-- DATA UNDER STUDY follows --
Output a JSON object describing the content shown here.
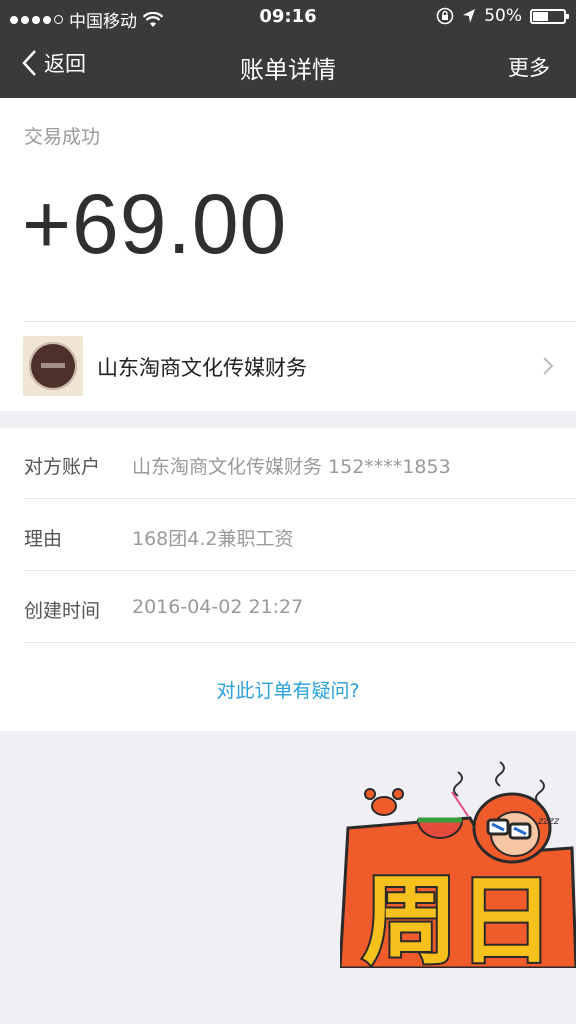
{
  "status_bar": {
    "carrier": "中国移动",
    "time": "09:16",
    "battery": "50%",
    "battery_level": 0.5
  },
  "nav": {
    "back_label": "返回",
    "title": "账单详情",
    "more_label": "更多"
  },
  "transaction": {
    "status": "交易成功",
    "amount": "+69.00"
  },
  "merchant": {
    "name": "山东淘商文化传媒财务"
  },
  "details": [
    {
      "label": "对方账户",
      "value": "山东淘商文化传媒财务 152****1853"
    },
    {
      "label": "理由",
      "value": "168团4.2兼职工资"
    },
    {
      "label": "创建时间",
      "value": "2016-04-02 21:27"
    }
  ],
  "question_link": "对此订单有疑问?",
  "sticker": {
    "text": "周日",
    "snore": "zzzz"
  },
  "colors": {
    "nav_bg": "#3a3a3a",
    "link": "#2aa0dc",
    "background": "#efeff4"
  }
}
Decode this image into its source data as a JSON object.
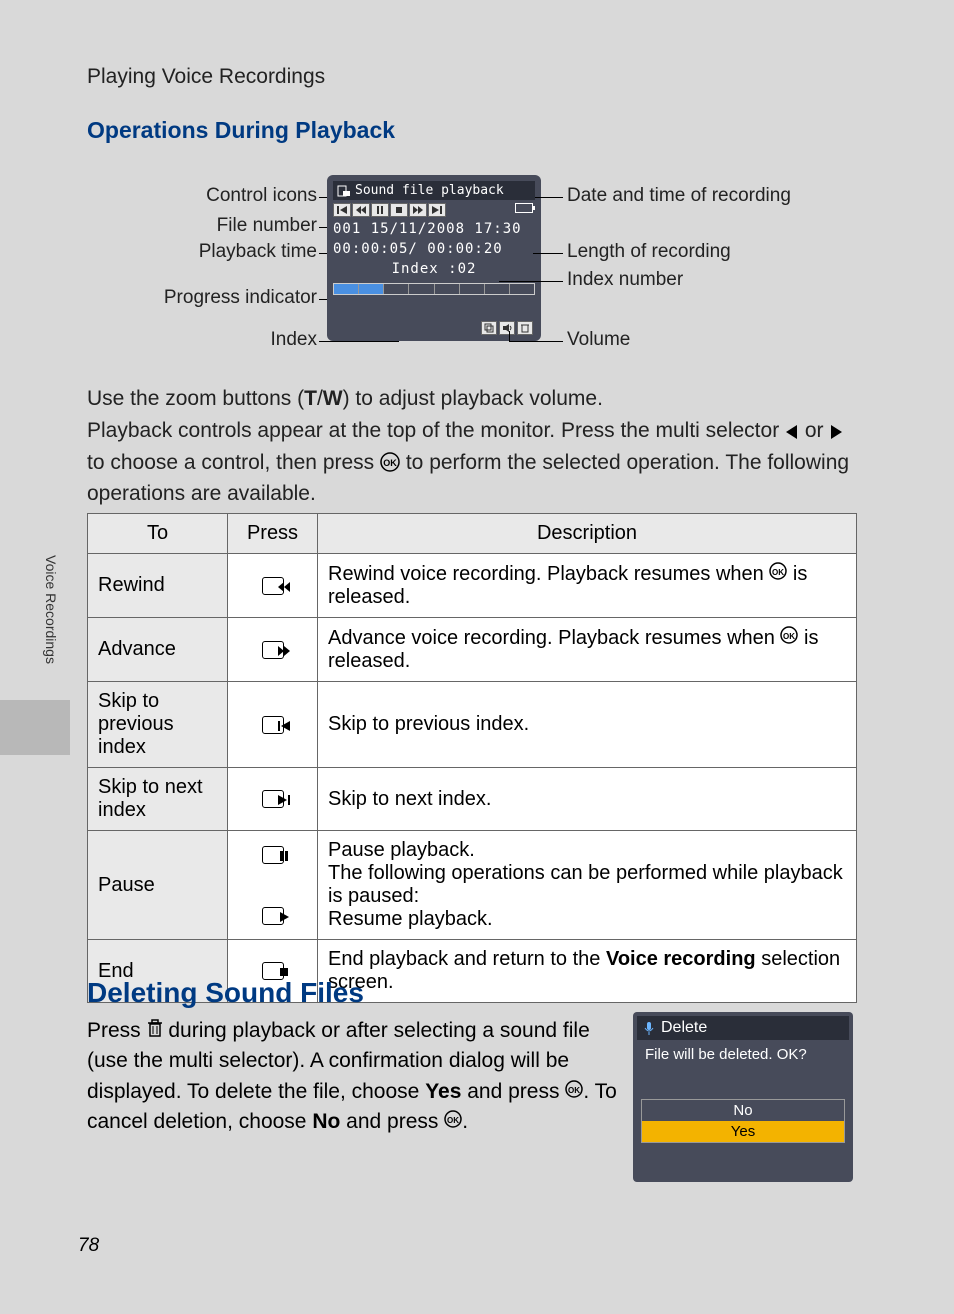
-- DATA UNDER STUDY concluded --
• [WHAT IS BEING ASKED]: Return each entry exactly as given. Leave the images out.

• [REPLY]:
Output a JSON object describing the content shown here.
{
  "status_bar": {
    "carrier": "中国移动",
    "time": "09:16",
    "battery": "50%",
    "battery_level": 0.5
  },
  "nav": {
    "back_label": "返回",
    "title": "账单详情",
    "more_label": "更多"
  },
  "transaction": {
    "status": "交易成功",
    "amount": "+69.00"
  },
  "merchant": {
    "name": "山东淘商文化传媒财务"
  },
  "details": [
    {
      "label": "对方账户",
      "value": "山东淘商文化传媒财务 152****1853"
    },
    {
      "label": "理由",
      "value": "168团4.2兼职工资"
    },
    {
      "label": "创建时间",
      "value": "2016-04-02 21:27"
    }
  ],
  "question_link": "对此订单有疑问?",
  "sticker": {
    "text": "周日",
    "snore": "zzzz"
  },
  "colors": {
    "nav_bg": "#3a3a3a",
    "link": "#2aa0dc",
    "background": "#efeff4"
  }
}
Decode this image into its source data as a JSON object.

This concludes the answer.